Opinion: County clerks cannot use the power of public office to impose personal beliefs on others, by Joe Dunman (Insider Louisville)
... But more troublesome than the logistical problems these bills create is the idea that state or county officials can even have religious objections at all. It’s important to understand that public officials like county clerks are government actors. While they’re at work, they’re not acting as private individuals. They’re acting as the government. When they stand behind that counter and issue licenses, or enforce the law in any way, they effectively cease to be individuals and instead become the government.

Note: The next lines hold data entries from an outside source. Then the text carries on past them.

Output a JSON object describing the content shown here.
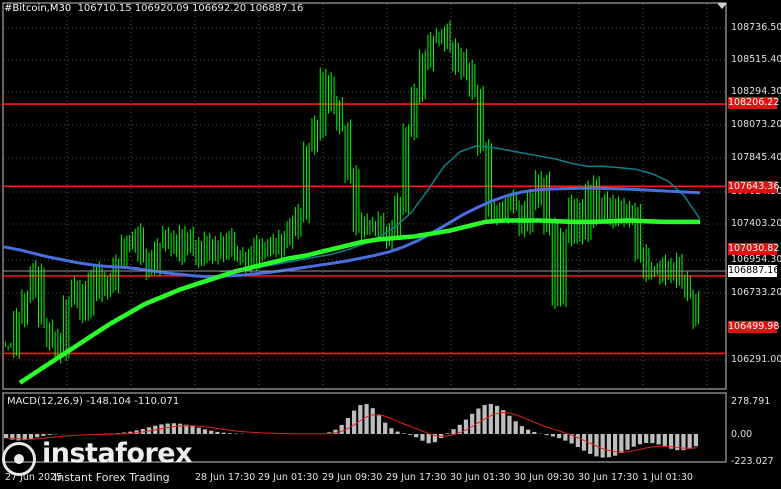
{
  "header": {
    "symbol": "#Bitcoin,M30",
    "ohlc": "106710.15 106920.09 106692.20 106887.16"
  },
  "macd": {
    "label": "MACD(12,26,9) -148.104 -110.071",
    "axis_ticks": [
      "278.791",
      "0.00",
      "-223.027"
    ]
  },
  "price_axis": {
    "ticks": [
      "108736.50",
      "108515.40",
      "108294.30",
      "108073.20",
      "107845.40",
      "107624.30",
      "107403.20",
      "106954.30",
      "106733.20",
      "106291.00"
    ]
  },
  "levels": [
    {
      "price": 108206.22,
      "label": "108206.22"
    },
    {
      "price": 107643.36,
      "label": "107643.36"
    },
    {
      "price": 107030.82,
      "label": "107030.82"
    },
    {
      "price": 106499.98,
      "label": "106499.98"
    }
  ],
  "current_price": {
    "price": 106887.16,
    "label": "106887.16"
  },
  "time_axis": [
    "27 Jun 2025",
    "28 Jun 17:30",
    "29 Jun 01:30",
    "29 Jun 09:30",
    "29 Jun 17:30",
    "30 Jun 01:30",
    "30 Jun 09:30",
    "30 Jun 17:30",
    "1 Jul 01:30"
  ],
  "logo": {
    "name": "instaforex",
    "tagline": "Instant Forex Trading"
  },
  "colors": {
    "background": "#000000",
    "candles": "#00ff00",
    "level_lines": "#ff1a1a",
    "ma_fast": "#4a6ee0",
    "ma_medium": "#0f7f8c",
    "ma_slow": "#2bff2b",
    "macd_hist": "#bdbdbd",
    "macd_signal": "#e02020"
  },
  "chart_data": {
    "type": "line",
    "y_range": [
      106291.0,
      108850.0
    ],
    "series": [
      {
        "name": "close",
        "values": [
          106550,
          106750,
          106900,
          107050,
          106700,
          106600,
          106500,
          106850,
          106950,
          106800,
          107050,
          106900,
          107000,
          107150,
          107250,
          107300,
          107150,
          107100,
          107250,
          107300,
          107200,
          107300,
          107250,
          107150,
          107250,
          107200,
          107300,
          107200,
          107150,
          107150,
          107250,
          107200,
          107250,
          107300,
          107350,
          107450,
          107900,
          108050,
          108400,
          108200,
          108050,
          107700,
          107400,
          107350,
          107400,
          107300,
          107350,
          107500,
          108000,
          108300,
          108500,
          108650,
          108700,
          108600,
          108500,
          108450,
          108300,
          107900,
          107500,
          107450,
          107550,
          107500,
          107400,
          107550,
          107700,
          107350,
          106900,
          107300,
          107500,
          107300,
          107650,
          107450,
          107550,
          107400,
          107500,
          107450,
          107200,
          107050,
          107100,
          107050,
          107100,
          107000,
          106900,
          106760
        ]
      },
      {
        "name": "ma_fast",
        "values": [
          107230,
          107210,
          107185,
          107160,
          107140,
          107120,
          107105,
          107095,
          107090,
          107080,
          107065,
          107050,
          107040,
          107030,
          107025,
          107030,
          107035,
          107045,
          107055,
          107070,
          107085,
          107100,
          107115,
          107130,
          107150,
          107170,
          107195,
          107230,
          107275,
          107330,
          107390,
          107450,
          107500,
          107545,
          107580,
          107605,
          107620,
          107625,
          107628,
          107630,
          107630,
          107628,
          107625,
          107620,
          107615,
          107610,
          107605,
          107600
        ]
      },
      {
        "name": "ma_medium",
        "values": [
          107060,
          107070,
          107080,
          107100,
          107120,
          107140,
          107160,
          107180,
          107210,
          107250,
          107300,
          107370,
          107470,
          107620,
          107780,
          107880,
          107920,
          107910,
          107890,
          107870,
          107850,
          107830,
          107800,
          107780,
          107780,
          107770,
          107760,
          107730,
          107680,
          107580,
          107420
        ]
      },
      {
        "name": "ma_slow",
        "values": [
          106300,
          106380,
          106460,
          106540,
          106620,
          106700,
          106770,
          106840,
          106890,
          106940,
          106980,
          107020,
          107060,
          107090,
          107120,
          107150,
          107170,
          107200,
          107230,
          107260,
          107280,
          107290,
          107300,
          107320,
          107340,
          107370,
          107400,
          107410,
          107410,
          107410,
          107405,
          107400,
          107400,
          107405,
          107410,
          107405,
          107400,
          107400,
          107400
        ]
      }
    ]
  }
}
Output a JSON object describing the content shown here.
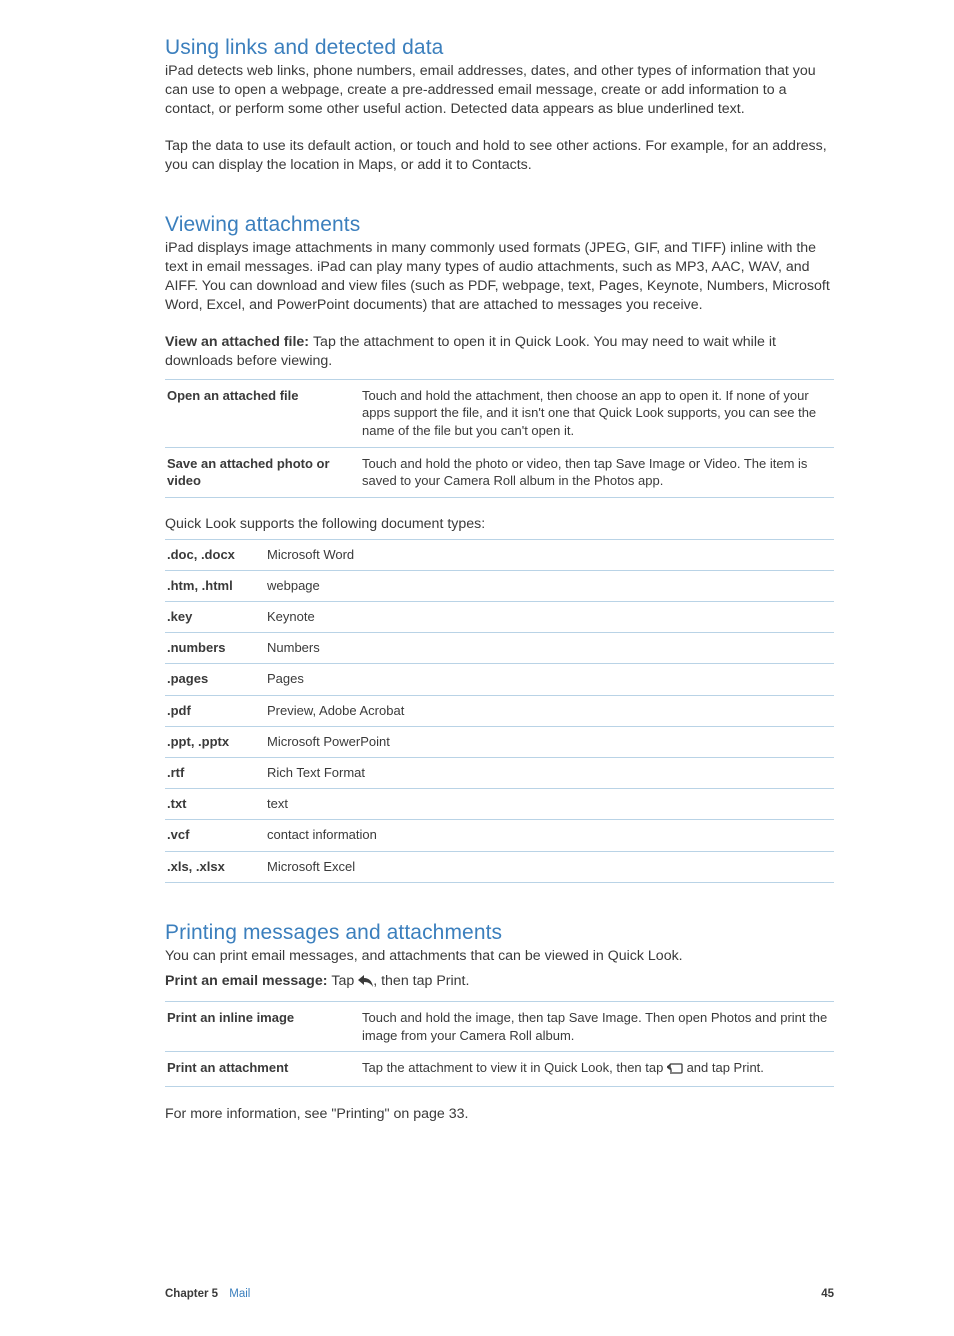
{
  "sections": {
    "links": {
      "heading": "Using links and detected data",
      "p1": "iPad detects web links, phone numbers, email addresses, dates, and other types of information that you can use to open a webpage, create a pre-addressed email message, create or add information to a contact, or perform some other useful action. Detected data appears as blue underlined text.",
      "p2": "Tap the data to use its default action, or touch and hold to see other actions. For example, for an address, you can display the location in Maps, or add it to Contacts."
    },
    "attachments": {
      "heading": "Viewing attachments",
      "p1": "iPad displays image attachments in many commonly used formats (JPEG, GIF, and TIFF) inline with the text in email messages. iPad can play many types of audio attachments, such as MP3, AAC, WAV, and AIFF. You can download and view files (such as PDF, webpage, text, Pages, Keynote, Numbers, Microsoft Word, Excel, and PowerPoint documents) that are attached to messages you receive.",
      "view_label": "View an attached file:  ",
      "view_desc": "Tap the attachment to open it in Quick Look. You may need to wait while it downloads before viewing.",
      "table": [
        {
          "label": "Open an attached file",
          "desc": "Touch and hold the attachment, then choose an app to open it. If none of your apps support the file, and it isn't one that Quick Look supports, you can see the name of the file but you can't open it."
        },
        {
          "label": "Save an attached photo or video",
          "desc": "Touch and hold the photo or video, then tap Save Image or Video. The item is saved to your Camera Roll album in the Photos app."
        }
      ],
      "quicklook_intro": "Quick Look supports the following document types:",
      "filetypes": [
        {
          "ext": ".doc, .docx",
          "desc": "Microsoft Word"
        },
        {
          "ext": ".htm, .html",
          "desc": "webpage"
        },
        {
          "ext": ".key",
          "desc": "Keynote"
        },
        {
          "ext": ".numbers",
          "desc": "Numbers"
        },
        {
          "ext": ".pages",
          "desc": "Pages"
        },
        {
          "ext": ".pdf",
          "desc": "Preview, Adobe Acrobat"
        },
        {
          "ext": ".ppt, .pptx",
          "desc": "Microsoft PowerPoint"
        },
        {
          "ext": ".rtf",
          "desc": "Rich Text Format"
        },
        {
          "ext": ".txt",
          "desc": "text"
        },
        {
          "ext": ".vcf",
          "desc": "contact information"
        },
        {
          "ext": ".xls, .xlsx",
          "desc": "Microsoft Excel"
        }
      ]
    },
    "printing": {
      "heading": "Printing messages and attachments",
      "p1": "You can print email messages, and attachments that can be viewed in Quick Look.",
      "print_label": "Print an email message:  ",
      "print_desc_pre": "Tap ",
      "print_desc_post": ", then tap Print.",
      "table": [
        {
          "label": "Print an inline image",
          "desc": "Touch and hold the image, then tap Save Image. Then open Photos and print the image from your Camera Roll album."
        },
        {
          "label": "Print an attachment",
          "desc_pre": "Tap the attachment to view it in Quick Look, then tap ",
          "desc_post": " and tap Print."
        }
      ],
      "more_info": "For more information, see \"Printing\" on page 33."
    }
  },
  "footer": {
    "chapter_label": "Chapter 5",
    "chapter_title": "Mail",
    "page_number": "45"
  }
}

“The government” is people. It requires public officials to act in order for it to function. And those public officials swear an oath to uphold the constitutions of Kentucky and the United States (the latter trumps the former). In exchange for the power, prestige and compensation of public office, they agree to enforce the law and perform their duties regardless of their personal religious views. It’s critical that they do so, because neither Kentucky nor the United States is a theocracy.